The images of political violence in America over the last few days worry me greatly. They worry me most because I can see the seeds of such political violence re-emerging in the UK. Democracy is supposed to be the antidote to such violence. Democracy is supposed to give political power to all so that individuals and groups can use the ballot box and not the streets to voice their grievances. I worry that western democracies, like an antibiotic that fails to cure ever more resistant virus strains, are becoming less and less effective at securing the cohesion that every functional society must have.
Modern political violence can be physical like we have seen in America, or in the indiscriminate devastating attacks in Spain and Finland over recent days. However, it can also be emotional and expressed through threats, abuse, and ostracisation. All these examples have one common theme: individuals or groups exerting power in order to force a certain identity, belief system or philosophy upon others. They all involve the denigration and dehumanisation of the ‘other’. By this, I mean the process of identifying anyone in opposition to their views as somehow sub-human.
I was born in 1979, a tumultuous period in British politics and for the world. The cold war had reached its end game. The battle between communism and capitalism was in its last throes. I first started to become politically aware during the early 1990’s. The Berlin Wall had fallen, we were post ideology; religion and the state appeared to have been almost entirely separated. The politics of identity and forced conversion appeared to be at an end. Human society, at least in the ‘West’ appeared to have made positive progress.
Had we reached a new and more civilised accommodation with our fellow man? Economies boomed, almost all social indicators of well-being (crime, health, wealth etc.) saw unprecedented positive trajectories. For many in the UK the quality of life appeared to indicate that they were living in a true golden age. The challenge for western governments was to extend the benefits of this golden age to those within our communities who were not yet experiencing it.
However, as I sit here writing, that consensus seems a long way off. So how did we get here? Never a day passes when I don’t read angry, hate filled attempts at forced conversion on my social media feeds. People demonstrating hatred towards those purely on the basis of how they believe society should be organised, which god they worship or don’t, who they love, the pronouns they use to describe others, the clothes they wear, the food they eat, which school they went to….the list is infinite. It seems that no matter how innocuous your life is there’s a group of people on Twitter who will really hate you for it.
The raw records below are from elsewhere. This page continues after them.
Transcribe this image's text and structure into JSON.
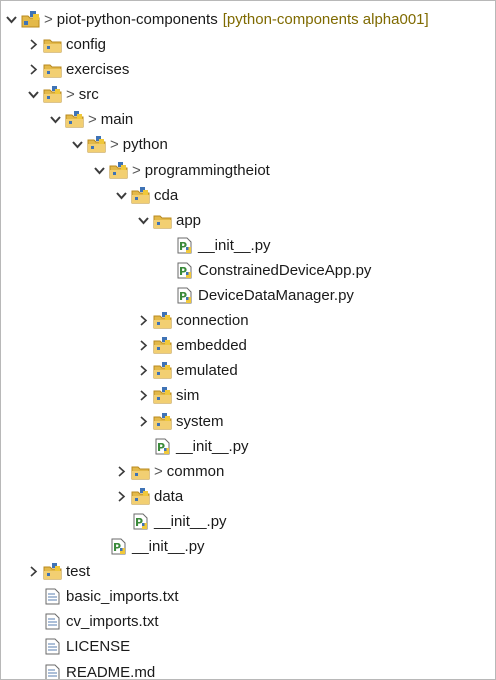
{
  "tree": {
    "project": {
      "dirty_marker": ">",
      "name": "piot-python-components",
      "decoration": "[python-components alpha001]"
    },
    "rows": [
      {
        "depth": 1,
        "twisty": "collapsed",
        "icon": "package-folder-icon",
        "dirty": "",
        "label": "config"
      },
      {
        "depth": 1,
        "twisty": "collapsed",
        "icon": "package-folder-icon",
        "dirty": "",
        "label": "exercises"
      },
      {
        "depth": 1,
        "twisty": "expanded",
        "icon": "python-package-icon",
        "dirty": ">",
        "label": "src"
      },
      {
        "depth": 2,
        "twisty": "expanded",
        "icon": "python-package-icon",
        "dirty": ">",
        "label": "main"
      },
      {
        "depth": 3,
        "twisty": "expanded",
        "icon": "python-package-icon",
        "dirty": ">",
        "label": "python"
      },
      {
        "depth": 4,
        "twisty": "expanded",
        "icon": "python-package-icon",
        "dirty": ">",
        "label": "programmingtheiot"
      },
      {
        "depth": 5,
        "twisty": "expanded",
        "icon": "python-package-icon",
        "dirty": "",
        "label": "cda"
      },
      {
        "depth": 6,
        "twisty": "expanded",
        "icon": "package-folder-icon",
        "dirty": "",
        "label": "app"
      },
      {
        "depth": 7,
        "twisty": "none",
        "icon": "python-file-icon",
        "dirty": "",
        "label": "__init__.py"
      },
      {
        "depth": 7,
        "twisty": "none",
        "icon": "python-file-icon",
        "dirty": "",
        "label": "ConstrainedDeviceApp.py"
      },
      {
        "depth": 7,
        "twisty": "none",
        "icon": "python-file-icon",
        "dirty": "",
        "label": "DeviceDataManager.py"
      },
      {
        "depth": 6,
        "twisty": "collapsed",
        "icon": "python-package-icon",
        "dirty": "",
        "label": "connection"
      },
      {
        "depth": 6,
        "twisty": "collapsed",
        "icon": "python-package-icon",
        "dirty": "",
        "label": "embedded"
      },
      {
        "depth": 6,
        "twisty": "collapsed",
        "icon": "python-package-icon",
        "dirty": "",
        "label": "emulated"
      },
      {
        "depth": 6,
        "twisty": "collapsed",
        "icon": "python-package-icon",
        "dirty": "",
        "label": "sim"
      },
      {
        "depth": 6,
        "twisty": "collapsed",
        "icon": "python-package-icon",
        "dirty": "",
        "label": "system"
      },
      {
        "depth": 6,
        "twisty": "none",
        "icon": "python-file-icon",
        "dirty": "",
        "label": "__init__.py"
      },
      {
        "depth": 5,
        "twisty": "collapsed",
        "icon": "package-folder-icon",
        "dirty": ">",
        "label": "common"
      },
      {
        "depth": 5,
        "twisty": "collapsed",
        "icon": "python-package-icon",
        "dirty": "",
        "label": "data"
      },
      {
        "depth": 5,
        "twisty": "none",
        "icon": "python-file-icon",
        "dirty": "",
        "label": "__init__.py"
      },
      {
        "depth": 4,
        "twisty": "none",
        "icon": "python-file-icon",
        "dirty": "",
        "label": "__init__.py"
      },
      {
        "depth": 1,
        "twisty": "collapsed",
        "icon": "python-package-icon",
        "dirty": "",
        "label": "test"
      },
      {
        "depth": 1,
        "twisty": "none",
        "icon": "text-file-icon",
        "dirty": "",
        "label": "basic_imports.txt"
      },
      {
        "depth": 1,
        "twisty": "none",
        "icon": "text-file-icon",
        "dirty": "",
        "label": "cv_imports.txt"
      },
      {
        "depth": 1,
        "twisty": "none",
        "icon": "text-file-icon",
        "dirty": "",
        "label": "LICENSE"
      },
      {
        "depth": 1,
        "twisty": "none",
        "icon": "text-file-icon",
        "dirty": "",
        "label": "README.md"
      }
    ]
  },
  "colors": {
    "folder": "#e3b94a",
    "folder_dark": "#b8891e",
    "python_badge_blue": "#3f73b5",
    "python_badge_yellow": "#f0c83a",
    "file_green": "#3a8a3a",
    "twisty": "#3c3c3c"
  }
}
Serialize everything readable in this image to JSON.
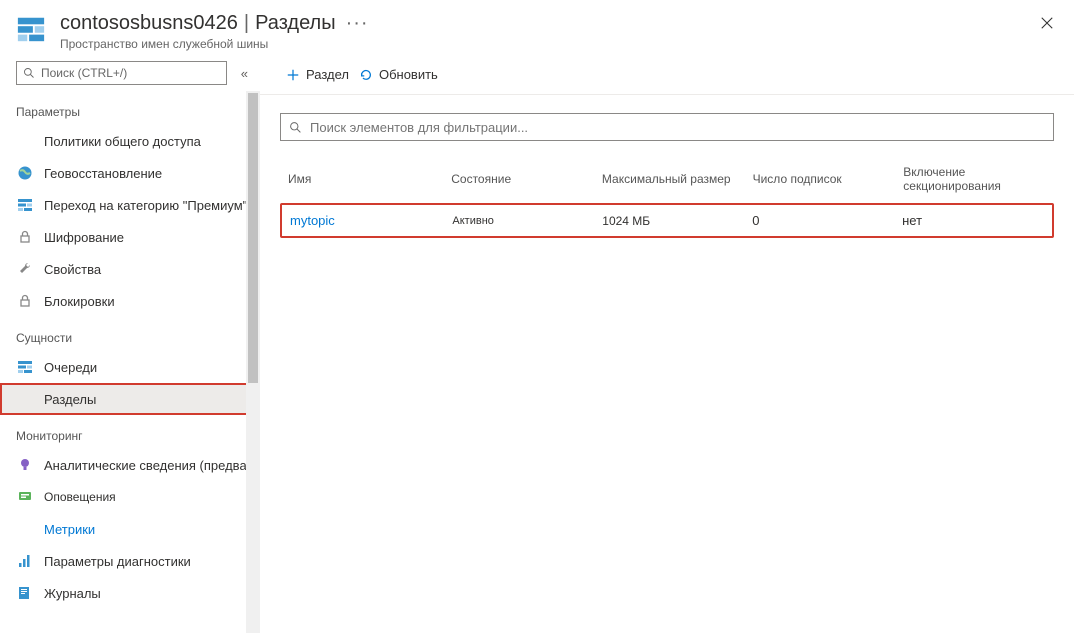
{
  "header": {
    "resource_name": "contososbusns0426",
    "separator": "|",
    "section": "Разделы",
    "ellipsis": "···",
    "description": "Пространство имен служебной шины"
  },
  "sidebar": {
    "search_placeholder": "Поиск (CTRL+/)",
    "groups": [
      {
        "title": "Параметры",
        "items": [
          {
            "label": "Политики общего доступа",
            "icon": "none"
          },
          {
            "label": "Геовосстановление",
            "icon": "globe"
          },
          {
            "label": "Переход на категорию \"Премиум\"",
            "icon": "servicebus"
          },
          {
            "label": "Шифрование",
            "icon": "lock"
          },
          {
            "label": "Свойства",
            "icon": "wrench"
          },
          {
            "label": "Блокировки",
            "icon": "lock"
          }
        ]
      },
      {
        "title": "Сущности",
        "items": [
          {
            "label": "Очереди",
            "icon": "servicebus"
          },
          {
            "label": "Разделы",
            "icon": "none",
            "selected": true,
            "highlighted": true
          }
        ]
      },
      {
        "title": "Мониторинг",
        "items": [
          {
            "label": "Аналитические сведения (предварительная версия)",
            "icon": "bulb"
          },
          {
            "label": "Оповещения",
            "icon": "alert"
          },
          {
            "label": "Метрики",
            "icon": "none",
            "blue": true
          },
          {
            "label": "Параметры диагностики",
            "icon": "diag"
          },
          {
            "label": "Журналы",
            "icon": "logs"
          }
        ]
      }
    ]
  },
  "toolbar": {
    "add_label": "Раздел",
    "refresh_label": "Обновить"
  },
  "content": {
    "filter_placeholder": "Поиск элементов для фильтрации...",
    "columns": [
      "Имя",
      "Состояние",
      "Максимальный размер",
      "Число подписок",
      "Включение секционирования"
    ],
    "rows": [
      {
        "name": "mytopic",
        "state": "Активно",
        "max_size": "1024 МБ",
        "subscriptions": "0",
        "partitioning": "нет"
      }
    ]
  }
}
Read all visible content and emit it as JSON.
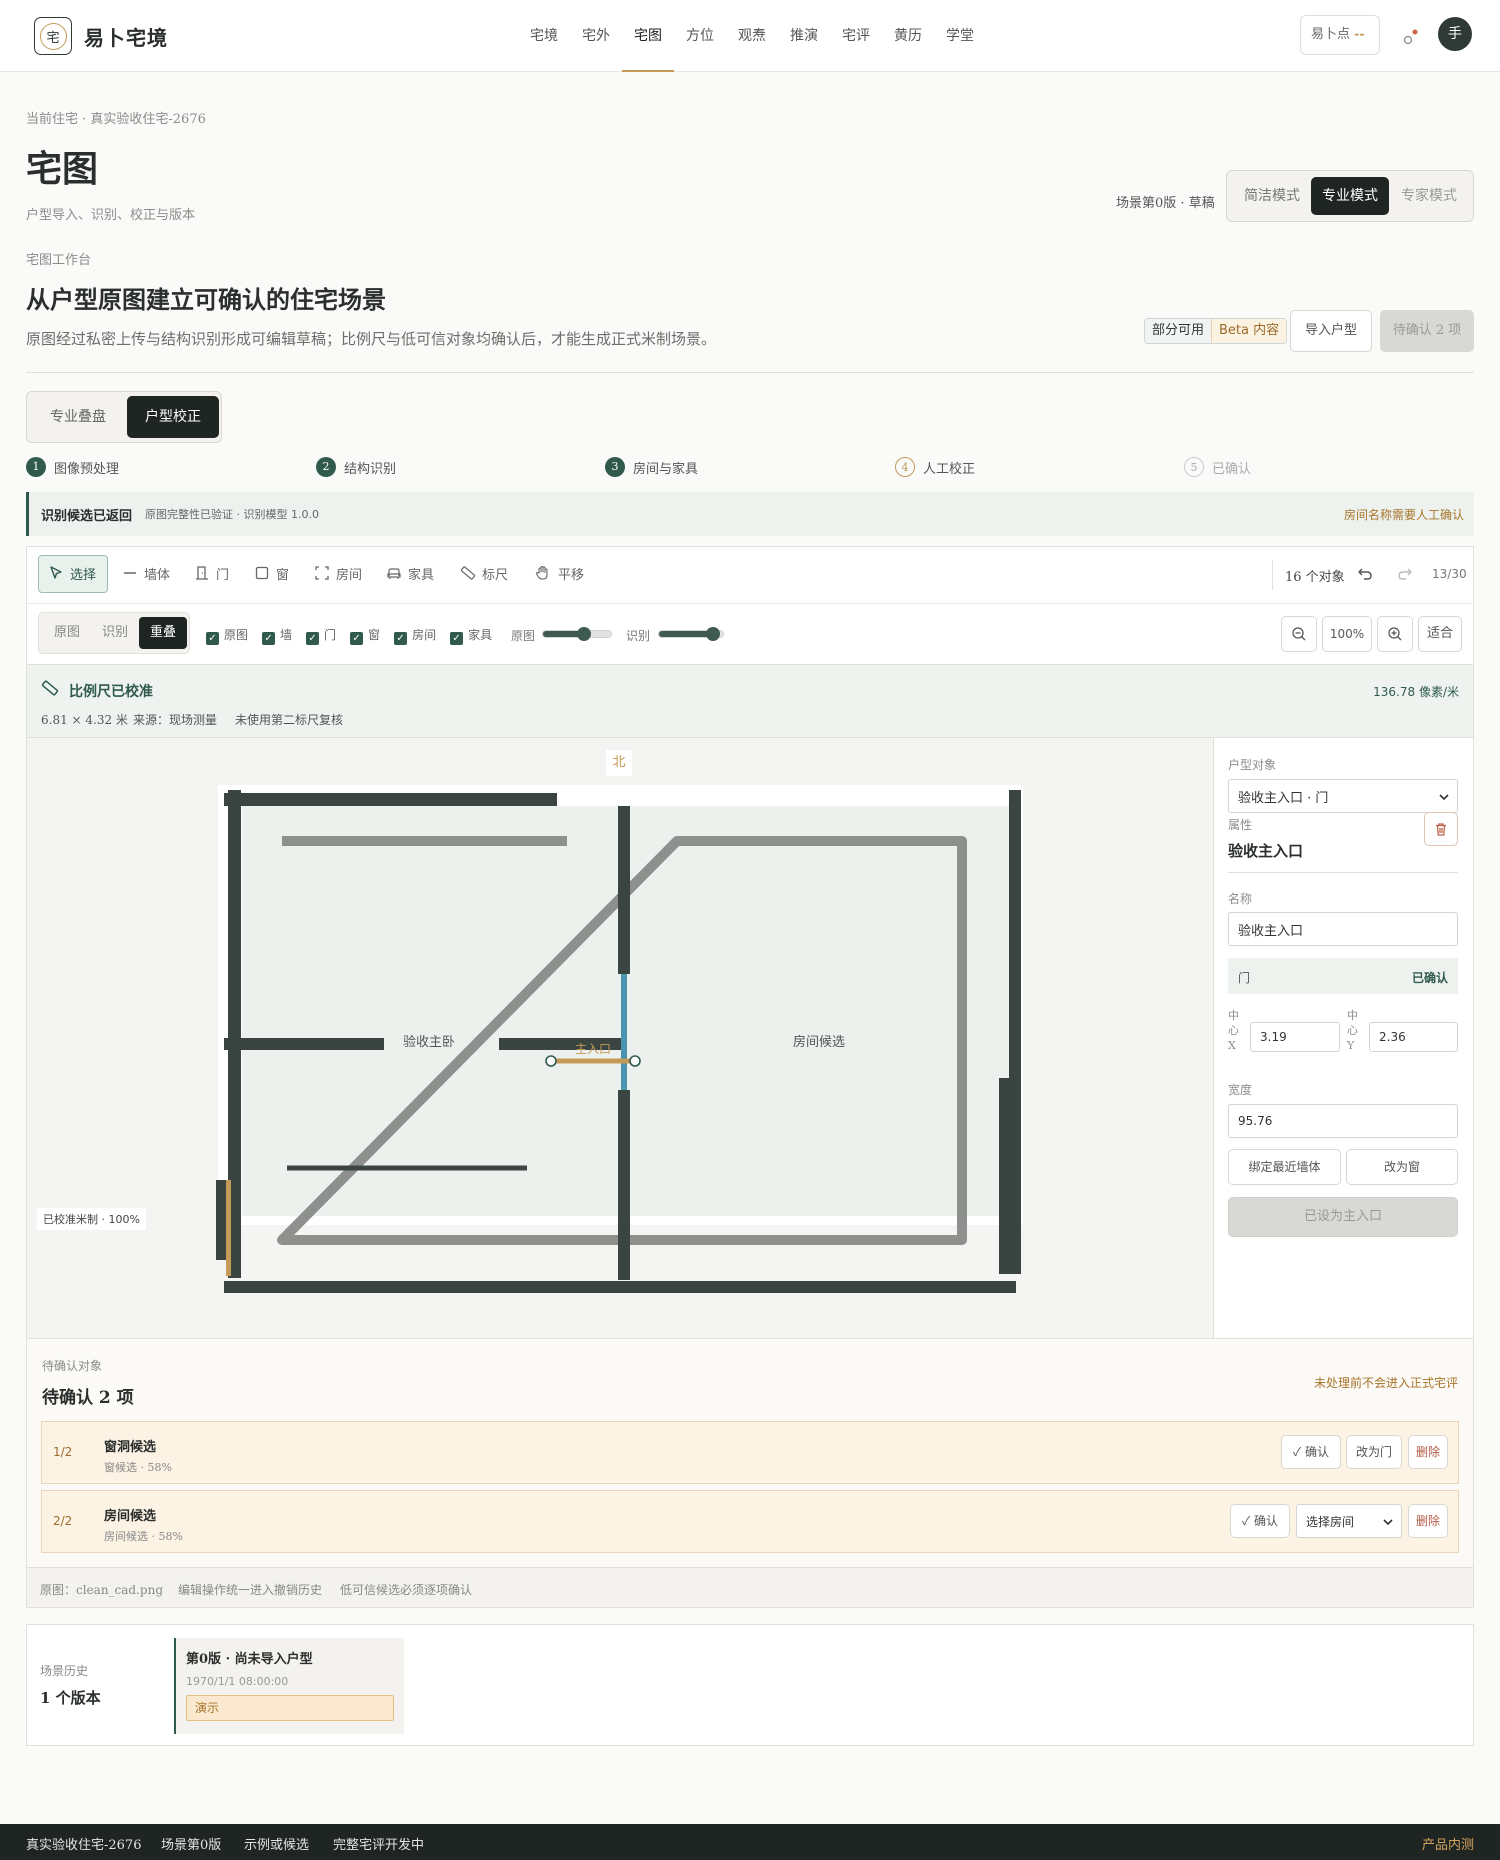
{
  "header": {
    "logo_char": "宅",
    "brand": "易卜宅境",
    "nav": [
      "宅境",
      "宅外",
      "宅图",
      "方位",
      "观焘",
      "推演",
      "宅评",
      "黄历",
      "学堂"
    ],
    "nav_active_index": 2,
    "points_label": "易卜点",
    "points_value": "--",
    "avatar": "手"
  },
  "page": {
    "breadcrumb": "当前住宅 · 真实验收住宅-2676",
    "title": "宅图",
    "subtitle": "户型导入、识别、校正与版本",
    "scene_status": "场景第0版 · 草稿",
    "modes": [
      "简洁模式",
      "专业模式",
      "专家模式"
    ],
    "mode_active_index": 1
  },
  "workbench": {
    "eyebrow": "宅图工作台",
    "title": "从户型原图建立可确认的住宅场景",
    "desc": "原图经过私密上传与结构识别形成可编辑草稿；比例尺与低可信对象均确认后，才能生成正式米制场景。",
    "badge_partial": "部分可用",
    "badge_beta": "Beta 内容",
    "import_btn": "导入户型",
    "pending_btn": "待确认 2 项",
    "tabs": [
      "专业叠盘",
      "户型校正"
    ],
    "tab_active_index": 1
  },
  "steps": [
    {
      "num": "1",
      "label": "图像预处理",
      "state": "done"
    },
    {
      "num": "2",
      "label": "结构识别",
      "state": "done"
    },
    {
      "num": "3",
      "label": "房间与家具",
      "state": "done"
    },
    {
      "num": "4",
      "label": "人工校正",
      "state": "current"
    },
    {
      "num": "5",
      "label": "已确认",
      "state": "todo"
    }
  ],
  "notice": {
    "title": "识别候选已返回",
    "detail": "原图完整性已验证 · 识别模型 1.0.0",
    "right": "房间名称需要人工确认"
  },
  "toolbar": {
    "tools": [
      {
        "label": "选择",
        "icon": "cursor-icon"
      },
      {
        "label": "墙体",
        "icon": "wall-icon"
      },
      {
        "label": "门",
        "icon": "door-icon"
      },
      {
        "label": "窗",
        "icon": "window-icon"
      },
      {
        "label": "房间",
        "icon": "room-icon"
      },
      {
        "label": "家具",
        "icon": "furniture-icon"
      },
      {
        "label": "标尺",
        "icon": "ruler-icon"
      },
      {
        "label": "平移",
        "icon": "hand-icon"
      }
    ],
    "object_count": "16 个对象",
    "history": "13/30"
  },
  "view": {
    "modes": [
      "原图",
      "识别",
      "重叠"
    ],
    "mode_active_index": 2,
    "layers": [
      "原图",
      "墙",
      "门",
      "窗",
      "房间",
      "家具"
    ],
    "slider_original_label": "原图",
    "slider_original_value": 0.6,
    "slider_recog_label": "识别",
    "slider_recog_value": 0.85,
    "zoom": "100%",
    "fit": "适合"
  },
  "scale": {
    "title": "比例尺已校准",
    "dimensions": "6.81 × 4.32 米",
    "source": "来源：现场测量",
    "note": "未使用第二标尺复核",
    "ratio": "136.78 像素/米"
  },
  "canvas": {
    "north": "北",
    "room_left": "验收主卧",
    "room_right": "房间候选",
    "door_label": "主入口",
    "status": "已校准米制 · 100%"
  },
  "props": {
    "section": "户型对象",
    "selected": "验收主入口 · 门",
    "attr_label": "属性",
    "attr_name": "验收主入口",
    "name_label": "名称",
    "name_value": "验收主入口",
    "type": "门",
    "type_status": "已确认",
    "cx_label": "中心X",
    "cx_value": "3.19",
    "cy_label": "中心Y",
    "cy_value": "2.36",
    "width_label": "宽度",
    "width_value": "95.76",
    "bind_wall": "绑定最近墙体",
    "to_window": "改为窗",
    "main_entry": "已设为主入口"
  },
  "pending": {
    "eyebrow": "待确认对象",
    "title": "待确认 2 项",
    "note": "未处理前不会进入正式宅评",
    "items": [
      {
        "index": "1/2",
        "title": "窗洞候选",
        "sub": "窗候选 · 58%",
        "confirm": "确认",
        "alt": "改为门",
        "delete": "删除"
      },
      {
        "index": "2/2",
        "title": "房间候选",
        "sub": "房间候选 · 58%",
        "confirm": "确认",
        "select": "选择房间",
        "delete": "删除"
      }
    ],
    "footer": [
      "原图：clean_cad.png",
      "编辑操作统一进入撤销历史",
      "低可信候选必须逐项确认"
    ]
  },
  "history": {
    "label": "场景历史",
    "count": "1 个版本",
    "version_title": "第0版 · 尚未导入户型",
    "version_time": "1970/1/1 08:00:00",
    "version_tag": "演示"
  },
  "footer": {
    "items": [
      "真实验收住宅-2676",
      "场景第0版",
      "示例或候选",
      "完整宅评开发中"
    ],
    "right": "产品内测"
  },
  "colors": {
    "accent": "#c49a59",
    "primary": "#2f3a36",
    "green": "#2f5a4d",
    "door": "#4a94b0"
  }
}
Often individuals express themselves outside of the tolerance of a certain group. They can suddenly find themselves the subject of condemnation from hundreds if not thousands of social media users. The social media equivalent of public torture jeered on by the masses. The ultimate demonstration of cyber forced conversion. After such a display who would dare to risk the fury of the mob in the future? Unsurprisingly those who do wield real power have seen the potential of manipulating and drawing upon this potential for spontaneous outrage and hatred for political or commercial advantage.
I’m very concerned about the future of politics in the west. Contemporary political discourse is riddled with attempts at forced conversion. Our politicians, supported by baying traditional and social media mobs attempt to assassinate each other’s character. Supposedly authoritative voices on current affairs shows demonstrate ever more contempt for each other and even the hosts of such shows have seemingly abandoned any attempt to objectively chair debates. Elected officials regularly receive death threats, even from those supposedly on their same side.
Hatred almost inevitably leads to violence. If we are to avoid our fractured political climate descending further then we all need to have a hard look at ourselves in the mirror. We need to start listening and debating rather than denigrating and condemning. We need to push political power downwards into the hands of all individuals so that everybody feels part of the body politic. We need to get back to the things that matter. Delivering the relative golden age many have experienced in the UK to everybody within our society.
My concern is that the UK is slipping into a US style culture war. The same group of people always bears the brunt of the inevitable political paralysis culture wars bring. Those who had least to lose in the first place.